During the registration gap period the buyer of the property is an owner in equity until the registration is completed. However, once registration is completed the legal estate vests in the buyer from the date of the application for registration.
The Land Registry recently published application service standard information (updated 8 January 2020) which reported on the current (average) completion timeframes for creating new registered titles as being:
- first registrations: 35 working days
- developing estate new leases: 34 working days
- non-developing estate new leases: 113 working days
- developing estate transfers of part: 29 working days
- non-developing estate transfers of part: 105 working days
You can see that there is the potential for a registration gap of 113 working days, and these are only average figures (and can therefore be higher or lower).
To put this problem into context - a commercial landlord has just completed a large acquisition of a multi-let unit (for example the purchase of a large retail park subject to a number of occupational tenancies). A tenant on the site entered into a new lease for one of the units with the landlord's predecessor. A copy of the completed lease was provided by the seller landlord to the new landlord during the course of the acquisition process so they are aware of the tenant and the tenant’s lease, but the lease is still pending registration at the Land Registry. On applying to register the new landlord’s interest in the property the landlord’s application will be delayed behind this pre-existing application, and this will therefore cause delays with the landlord becoming the registered legal owner as this new application cannot be completed until the tenant's application is completed.
Why does this matter?
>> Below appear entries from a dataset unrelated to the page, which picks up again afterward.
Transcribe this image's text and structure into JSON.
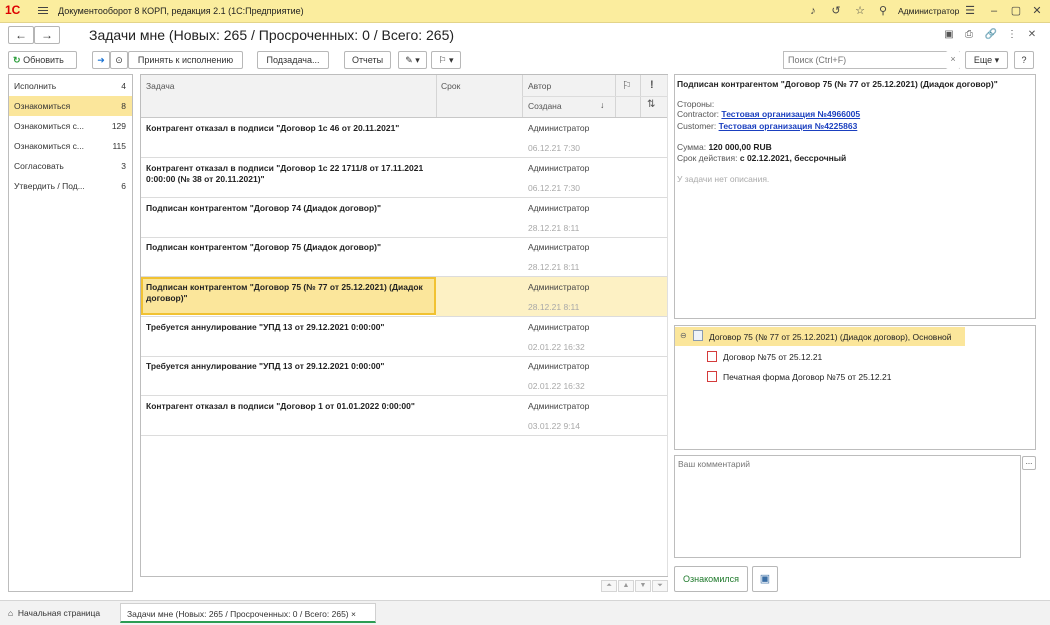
{
  "app": {
    "title": "Документооборот 8 КОРП, редакция 2.1  (1С:Предприятие)",
    "user": "Администратор"
  },
  "header": {
    "title": "Задачи мне (Новых: 265 / Просроченных: 0 / Всего: 265)"
  },
  "toolbar": {
    "refresh": "Обновить",
    "accept": "Принять к исполнению",
    "subtask": "Подзадача...",
    "reports": "Отчеты",
    "search_placeholder": "Поиск (Ctrl+F)",
    "more": "Еще",
    "help": "?",
    "clear": "×"
  },
  "filters": [
    {
      "label": "Исполнить",
      "count": "4"
    },
    {
      "label": "Ознакомиться",
      "count": "8"
    },
    {
      "label": "Ознакомиться с...",
      "count": "129"
    },
    {
      "label": "Ознакомиться с...",
      "count": "115"
    },
    {
      "label": "Согласовать",
      "count": "3"
    },
    {
      "label": "Утвердить / Под...",
      "count": "6"
    }
  ],
  "table": {
    "col_task": "Задача",
    "col_deadline": "Срок",
    "col_author": "Автор",
    "col_created": "Создана",
    "sort_arrow": "↓",
    "flag": "⚐",
    "important": "!"
  },
  "tasks": [
    {
      "title": "Контрагент отказал в подписи \"Договор 1с 46 от 20.11.2021\"",
      "author": "Администратор",
      "date": "06.12.21 7:30"
    },
    {
      "title": "Контрагент отказал в подписи \"Договор 1с 22 1711/8 от 17.11.2021 0:00:00 (№ 38 от 20.11.2021)\"",
      "author": "Администратор",
      "date": "06.12.21 7:30"
    },
    {
      "title": "Подписан контрагентом \"Договор 74 (Диадок договор)\"",
      "author": "Администратор",
      "date": "28.12.21 8:11"
    },
    {
      "title": "Подписан контрагентом \"Договор 75 (Диадок договор)\"",
      "author": "Администратор",
      "date": "28.12.21 8:11"
    },
    {
      "title": "Подписан контрагентом \"Договор 75 (№ 77 от 25.12.2021) (Диадок договор)\"",
      "author": "Администратор",
      "date": "28.12.21 8:11"
    },
    {
      "title": "Требуется аннулирование \"УПД 13 от 29.12.2021 0:00:00\"",
      "author": "Администратор",
      "date": "02.01.22 16:32"
    },
    {
      "title": "Требуется аннулирование \"УПД 13 от 29.12.2021 0:00:00\"",
      "author": "Администратор",
      "date": "02.01.22 16:32"
    },
    {
      "title": "Контрагент отказал в подписи \"Договор 1 от 01.01.2022 0:00:00\"",
      "author": "Администратор",
      "date": "03.01.22 9:14"
    }
  ],
  "details": {
    "title": "Подписан контрагентом \"Договор 75 (№ 77 от 25.12.2021) (Диадок договор)\"",
    "parties_label": "Стороны:",
    "contractor_label": "Contractor:",
    "contractor": "Тестовая организация №4966005",
    "customer_label": "Customer:",
    "customer": "Тестовая организация №4225863",
    "sum_label": "Сумма:",
    "sum": "120 000,00 RUB",
    "term_label": "Срок действия:",
    "term": "с 02.12.2021, бессрочный",
    "no_desc": "У задачи нет описания."
  },
  "attachments": {
    "root": "Договор 75 (№ 77 от 25.12.2021) (Диадок договор), Основной",
    "files": [
      "Договор №75 от 25.12.21",
      "Печатная форма Договор №75 от 25.12.21"
    ]
  },
  "comment": {
    "placeholder": "Ваш комментарий",
    "more": "..."
  },
  "actions": {
    "acknowledged": "Ознакомился"
  },
  "bottom": {
    "home": "Начальная страница",
    "tab": "Задачи мне (Новых: 265 / Просроченных: 0 / Всего: 265)",
    "close": "×"
  }
}
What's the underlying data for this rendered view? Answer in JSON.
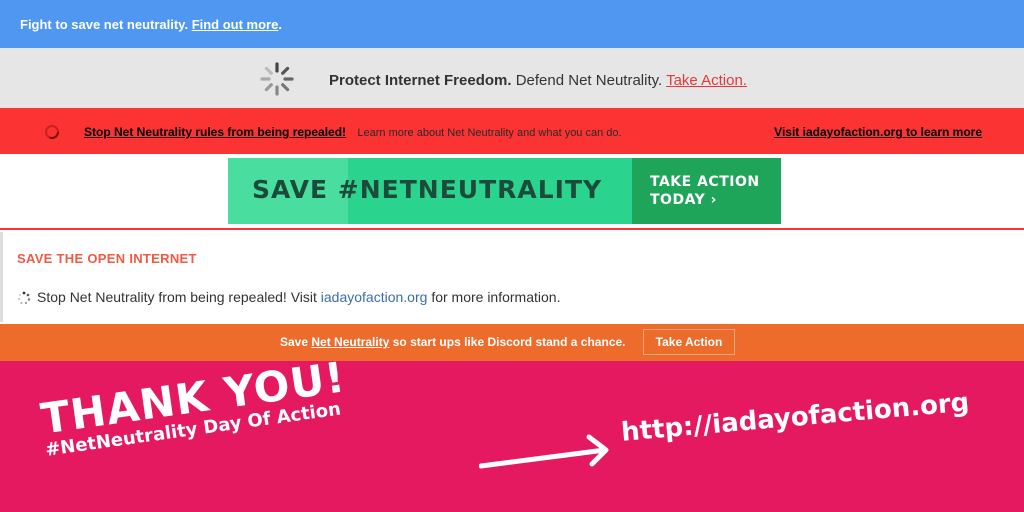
{
  "band1": {
    "text": "Fight to save net neutrality.",
    "link": "Find out more",
    "suffix": "."
  },
  "band2": {
    "strong": "Protect Internet Freedom.",
    "text": "Defend Net Neutrality.",
    "link": "Take Action."
  },
  "band3": {
    "link": "Stop Net Neutrality rules from being repealed!",
    "text": "Learn more about Net Neutrality and what you can do.",
    "right_link": "Visit iadayofaction.org to learn more"
  },
  "banner": {
    "label": "SAVE #NETNEUTRALITY",
    "cta_line1": "TAKE ACTION",
    "cta_line2": "TODAY",
    "cta_arrow": "›"
  },
  "band5": {
    "title": "SAVE THE OPEN INTERNET",
    "text": "Stop Net Neutrality from being repealed! Visit",
    "link": "iadayofaction.org",
    "suffix": "for more information."
  },
  "band6": {
    "prefix": "Save",
    "link": "Net Neutrality",
    "suffix": "so start ups like Discord stand a chance.",
    "button": "Take Action"
  },
  "footer": {
    "thank_you": "THANK YOU!",
    "subtitle": "#NetNeutrality Day Of Action",
    "url": "http://iadayofaction.org"
  },
  "colors": {
    "blue": "#4f97f1",
    "gray": "#e6e6e6",
    "red": "#fb3333",
    "green": "#2bd48e",
    "dark_green": "#1ea55a",
    "orange": "#ed6c2b",
    "pink": "#e5195f"
  }
}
If you are buying the property as an investment with a view to leasing the property this could be a problem to you as a commercial landlord. The difficulty to the purchaser landlord is the inability to serve notices (i.e. a notice to quit or a break notice) on the tenants while their registration is pending and they are not yet a legal owner (being an owner in equity). This is going to inhibit the landlord and their dealings with the site during the registration gap period.
This was seen in the case of Sackville UK Property Select II (GP) No 1 Ltd and another v Robertson Taylor Insurance Brokers Ltd and another  EWHC 122 (Ch), in which the High Court ruled that a break notice signed by the assignee of a Lease was invalid because the transfer of its interest had not been registered at the Land Registry.
What can we do to try and mitigate this problem?
Applications for registration should of course be submitted promptly after completion, and a prudent lawyer will make sure during the course of the transaction that they will have all documents required on completion to attend to the registration in an efficient manner.
In addition an Official Search (priority search – OS1/OS2) should be carried out before completion to provide the buyer’s application for registration with priority over any subsequent pending registration. If there is a delay with submitting the application for registration then the priority search should be renewed (it is valid for 30 days) to continue the protection. The importance of this was seen in the case of Baker v Craggs  EWCA Civ 1126, in which a failure to ensure the priority search was renewed gave rise to a dispute over whether the property should be subsequently registered subject to a right of way in favour of a neighbouring property owner. Although the Court of Appeal eventually found that Mr and Mrs Craggs' property took free from the right of way, this case stresses the importance of the rules of priority and ensuring priority checks are kept up-to-date.
However, these actions are not always enough to mitigate the problems of the registration gap, particularly when buying property subject to occupational leases. For example in Stodday Land Ltd v Pye  EWHC 2454 (Ch), a notice to quit served by the disponee, who was not yet the registered proprietor, was held to be invalid as it was not served by the legal owner. For notices under the Landlord and Tenant Act 1954 (LTA 1954) references to the ‘landlord’ and the ‘tenant’ are generally reference to the person in whom the legal estate is vested.
One way of getting round this problem is to draft additional clauses into the sale contract to appoint the buyer of the property as the seller’s agent during the registration gap. This allows the buyer, during the registration gap, to serve notices, commence proceedings and take any other action in relation to the occupational leases on their site and the management of the property, until they are formally registered at the Land Registry as the registered proprietor. Such a clause would normally include an indemnity in favour of the seller, providing that the buyer will indemnify the seller against all matters arising from any such action taken during the registration gap period. It goes without saying that careful drafting is required to provide these rights to protect both parties.
If you require any advice on commercial property acquisitions please contact Catherine Halton-Farrow or any member of Birketts’ Real Estate Investment Team.
The content of this article is for general information only. It is not, and should not be taken as, legal advice. If you require any further information in relation to this article please contact the author in the first instance. Law covered as at January 2020.